Your assignment> Below are the records; pull every line that includes "Runner".
Data extract below:
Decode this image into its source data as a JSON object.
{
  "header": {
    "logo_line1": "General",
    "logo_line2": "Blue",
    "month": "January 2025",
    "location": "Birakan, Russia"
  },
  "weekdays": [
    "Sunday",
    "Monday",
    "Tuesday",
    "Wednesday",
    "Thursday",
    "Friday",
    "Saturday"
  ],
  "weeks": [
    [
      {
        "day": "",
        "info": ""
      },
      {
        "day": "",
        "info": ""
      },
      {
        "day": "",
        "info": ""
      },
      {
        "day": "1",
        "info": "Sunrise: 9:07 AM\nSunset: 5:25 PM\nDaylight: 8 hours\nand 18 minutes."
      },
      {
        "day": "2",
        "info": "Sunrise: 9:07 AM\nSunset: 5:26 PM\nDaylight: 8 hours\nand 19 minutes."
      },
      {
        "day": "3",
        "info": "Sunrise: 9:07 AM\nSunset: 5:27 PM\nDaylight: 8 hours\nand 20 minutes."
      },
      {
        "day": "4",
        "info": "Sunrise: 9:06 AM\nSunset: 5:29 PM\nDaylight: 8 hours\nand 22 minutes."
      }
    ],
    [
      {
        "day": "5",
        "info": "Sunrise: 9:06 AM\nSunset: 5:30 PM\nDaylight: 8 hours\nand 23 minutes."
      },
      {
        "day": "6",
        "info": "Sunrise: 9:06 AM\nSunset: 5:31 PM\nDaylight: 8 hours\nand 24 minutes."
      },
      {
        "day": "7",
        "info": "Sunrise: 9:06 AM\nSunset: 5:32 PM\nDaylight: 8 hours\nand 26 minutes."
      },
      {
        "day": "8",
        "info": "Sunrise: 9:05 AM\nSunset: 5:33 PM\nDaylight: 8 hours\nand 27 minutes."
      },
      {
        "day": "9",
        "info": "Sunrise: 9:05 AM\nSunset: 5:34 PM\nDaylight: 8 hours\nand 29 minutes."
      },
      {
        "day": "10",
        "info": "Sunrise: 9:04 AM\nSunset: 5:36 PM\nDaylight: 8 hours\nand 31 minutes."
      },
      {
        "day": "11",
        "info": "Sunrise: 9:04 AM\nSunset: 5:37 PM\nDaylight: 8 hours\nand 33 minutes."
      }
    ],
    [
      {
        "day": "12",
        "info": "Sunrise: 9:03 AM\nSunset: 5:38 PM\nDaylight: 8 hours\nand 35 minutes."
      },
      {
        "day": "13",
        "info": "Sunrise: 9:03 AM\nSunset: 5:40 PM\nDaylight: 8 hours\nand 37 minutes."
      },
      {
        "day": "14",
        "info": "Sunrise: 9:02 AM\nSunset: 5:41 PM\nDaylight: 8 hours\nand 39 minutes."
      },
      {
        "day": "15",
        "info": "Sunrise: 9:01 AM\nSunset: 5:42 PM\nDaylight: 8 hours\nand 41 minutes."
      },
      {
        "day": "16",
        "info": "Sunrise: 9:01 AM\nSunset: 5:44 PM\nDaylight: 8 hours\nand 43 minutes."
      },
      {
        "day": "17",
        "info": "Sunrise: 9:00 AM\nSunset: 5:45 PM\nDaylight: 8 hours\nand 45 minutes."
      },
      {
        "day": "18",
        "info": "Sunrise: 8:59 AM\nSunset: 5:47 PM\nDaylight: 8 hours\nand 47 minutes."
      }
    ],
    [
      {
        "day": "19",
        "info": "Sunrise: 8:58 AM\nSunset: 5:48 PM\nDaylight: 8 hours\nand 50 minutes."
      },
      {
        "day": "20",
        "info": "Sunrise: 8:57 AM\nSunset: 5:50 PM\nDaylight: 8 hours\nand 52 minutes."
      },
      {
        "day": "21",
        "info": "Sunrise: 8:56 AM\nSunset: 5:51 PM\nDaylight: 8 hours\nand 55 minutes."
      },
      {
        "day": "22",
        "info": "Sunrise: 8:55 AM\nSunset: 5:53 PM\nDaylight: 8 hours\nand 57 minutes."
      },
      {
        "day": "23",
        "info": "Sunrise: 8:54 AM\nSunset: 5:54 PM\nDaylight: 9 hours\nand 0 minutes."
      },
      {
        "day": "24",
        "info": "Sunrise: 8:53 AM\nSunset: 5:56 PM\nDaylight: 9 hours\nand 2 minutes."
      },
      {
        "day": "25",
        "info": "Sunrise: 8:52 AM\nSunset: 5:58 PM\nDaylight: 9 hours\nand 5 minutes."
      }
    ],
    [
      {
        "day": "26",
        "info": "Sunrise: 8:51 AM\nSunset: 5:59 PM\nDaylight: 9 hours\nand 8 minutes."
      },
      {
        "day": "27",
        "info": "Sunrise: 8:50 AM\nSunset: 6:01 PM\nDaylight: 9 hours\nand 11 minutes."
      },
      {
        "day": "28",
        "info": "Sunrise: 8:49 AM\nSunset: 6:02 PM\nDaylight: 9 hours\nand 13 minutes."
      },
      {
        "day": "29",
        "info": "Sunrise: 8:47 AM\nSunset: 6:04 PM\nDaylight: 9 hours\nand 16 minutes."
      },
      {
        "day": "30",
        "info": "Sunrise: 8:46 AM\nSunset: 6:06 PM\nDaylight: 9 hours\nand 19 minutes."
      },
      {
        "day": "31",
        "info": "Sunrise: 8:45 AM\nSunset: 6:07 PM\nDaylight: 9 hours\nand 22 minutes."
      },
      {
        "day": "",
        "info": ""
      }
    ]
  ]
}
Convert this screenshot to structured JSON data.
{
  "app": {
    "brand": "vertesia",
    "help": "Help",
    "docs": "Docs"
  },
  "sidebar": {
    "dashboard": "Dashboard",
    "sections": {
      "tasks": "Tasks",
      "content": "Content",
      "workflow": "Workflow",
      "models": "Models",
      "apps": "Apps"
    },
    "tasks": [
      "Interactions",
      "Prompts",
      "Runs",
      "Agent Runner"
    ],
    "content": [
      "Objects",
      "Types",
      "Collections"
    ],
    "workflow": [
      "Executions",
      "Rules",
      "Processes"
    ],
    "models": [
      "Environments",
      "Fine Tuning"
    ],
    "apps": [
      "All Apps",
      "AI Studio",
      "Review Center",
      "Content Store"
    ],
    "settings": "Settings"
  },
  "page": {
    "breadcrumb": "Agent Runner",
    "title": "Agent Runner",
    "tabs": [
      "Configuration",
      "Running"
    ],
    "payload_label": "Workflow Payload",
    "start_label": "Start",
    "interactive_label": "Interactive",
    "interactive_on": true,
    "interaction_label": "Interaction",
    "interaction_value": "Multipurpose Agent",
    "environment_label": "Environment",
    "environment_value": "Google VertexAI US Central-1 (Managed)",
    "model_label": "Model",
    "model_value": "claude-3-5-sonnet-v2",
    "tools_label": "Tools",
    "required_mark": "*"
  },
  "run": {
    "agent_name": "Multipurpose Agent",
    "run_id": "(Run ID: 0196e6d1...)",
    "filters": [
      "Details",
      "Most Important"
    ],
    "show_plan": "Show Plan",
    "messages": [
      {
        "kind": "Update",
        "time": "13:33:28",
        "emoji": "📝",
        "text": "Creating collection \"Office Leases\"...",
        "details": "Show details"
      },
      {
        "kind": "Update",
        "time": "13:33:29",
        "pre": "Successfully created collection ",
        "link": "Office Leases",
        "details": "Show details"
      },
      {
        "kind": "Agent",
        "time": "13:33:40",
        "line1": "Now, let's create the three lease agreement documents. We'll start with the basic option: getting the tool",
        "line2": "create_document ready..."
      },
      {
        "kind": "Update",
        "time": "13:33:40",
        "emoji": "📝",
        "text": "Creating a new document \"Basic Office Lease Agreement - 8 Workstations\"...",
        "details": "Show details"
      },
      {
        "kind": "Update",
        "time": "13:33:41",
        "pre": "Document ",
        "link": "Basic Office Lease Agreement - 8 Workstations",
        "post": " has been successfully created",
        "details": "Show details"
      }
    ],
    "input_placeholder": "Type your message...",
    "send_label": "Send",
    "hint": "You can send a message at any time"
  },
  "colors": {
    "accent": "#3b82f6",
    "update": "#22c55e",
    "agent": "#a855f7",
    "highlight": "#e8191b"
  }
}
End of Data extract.
Exercise output>
      "Agent Runner"
    "breadcrumb": "Agent Runner",
    "title": "Agent Runner",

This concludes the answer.